“He has made everything beautiful in its time. Also He has put eternity in their hearts, except that no one can find out the work that God does from beginning to end” (Ecclesiastes 3:11 NKJV)

From: September 2, 2015

King Solomon was the writer of Ecclesiastes. He observed the beauty of how God had assigned everything a season and how these things seemed to repeat over time. Yet, he also observed that God had put an eternal longing in man’s heart that wanted to know and experience more than just what his season on earth allowed. This “eternity” that God put in humanity’s heart makes us unique in creation. We long for that which will last. We long for ultimate meaning and purpose. We long for God. Solomon found that everything “under the sun” was “vanity” (empty, meaningless). Why? Because we long for that which is beyond the sun. We long for the Eternal One. As Pascal said, “There is a God shaped vacuum in the heart of every man which cannot be filled by any created thing, but only by God, the Creator, made known through Jesus.”

“I observed everything going on under the sun, and really, it is all meaningless—like chasing the wind” (Ecclesiates 1:14 NLT)

From: September 2, 2014
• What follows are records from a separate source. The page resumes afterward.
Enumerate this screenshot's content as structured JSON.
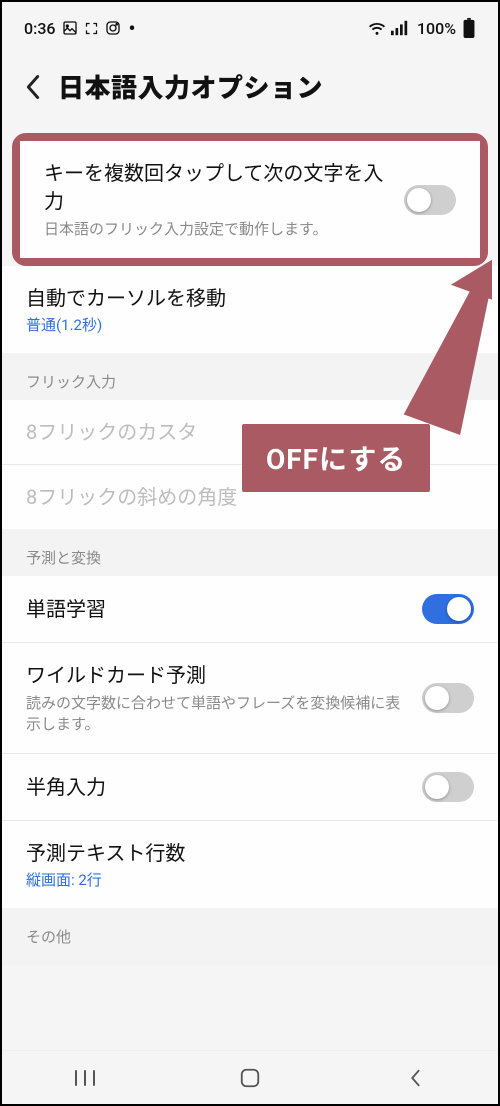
{
  "status": {
    "time": "0:36",
    "battery": "100%"
  },
  "header": {
    "title": "日本語入力オプション"
  },
  "highlighted_item": {
    "title": "キーを複数回タップして次の文字を入力",
    "sub": "日本語のフリック入力設定で動作します。"
  },
  "cursor_item": {
    "title": "自動でカーソルを移動",
    "value": "普通(1.2秒)"
  },
  "section_flick": {
    "header": "フリック入力",
    "item1": "8フリックのカスタ",
    "item2": "8フリックの斜めの角度"
  },
  "section_predict": {
    "header": "予測と変換",
    "word_learning": "単語学習",
    "wildcard_title": "ワイルドカード予測",
    "wildcard_sub": "読みの文字数に合わせて単語やフレーズを変換候補に表示します。",
    "halfwidth": "半角入力",
    "lines_title": "予測テキスト行数",
    "lines_value": "縦画面: 2行"
  },
  "section_other": {
    "header": "その他"
  },
  "annotation": {
    "label": "OFFにする"
  }
}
The key to understanding Ecclesiates is the repetitive phrase “under the sun.” Unless there is more to life than what we experience “under the sun,” then life is meaningless. Our only hope for meaning is that there is life “beyond the sun.” Written by King Solomon, the book’s Hebrew title is “Qoheleth” (“Teacher” or “Preacher”). The Septuagint (Greek translation of the Old Testament) translated the title as “Ekklesiastes” (“the one calling out”). The Teacher is calling out to his hearers explaining that everything “under the sun” is “meaningless” (or “vanity” as in the KJV). This is why believers are to set their sights on the realities of heaven where Christ their Treasure and ultimate meaning dwells (Col. 3:1-4).

“A youngster’s heart is filled with foolishness, but physical discipline will drive it far away” (Proverbs 22:15)

From: September 2, 2012

Sin and foolishness are synonyms in Proverbs. Wise parents recognize their God-given responsibility to discipline their children to obey. This is hard work. Yet, God has given us this holy stewardship. A parent’s discipline becomes the child’s self-discipline later in life. Better to root out the seed of foolishness in your 3-year old, than to wait and deal with the tree of rebellion in your 13-year old. Parents, do your job!

The key to Ecclesiates

From: September 2, 2009

So, we begin reading Ecclesiates today. Written by King Solomon, the book’s Hebrew title is “Qoheleth” (the preacher or teacher or speaker)
The Greek translation (the Septuagint) translated the title as “ekklesiastes” (which might be translated “the one calling out”). In the New Testament, the word came to be the name for the church (ekklesia – the called out ones). The Preacher is calling out to his hearers explaining that everything “under the sun” is “vanity” (or “meaningless” as in the NIV). The key to understanding Ecclesiates seems to be in this repetitive phrase “under the sun.” Unless there is more to life than what we experience “under the sun,” then life is meaningless. But what if there is life “beyond the sun?”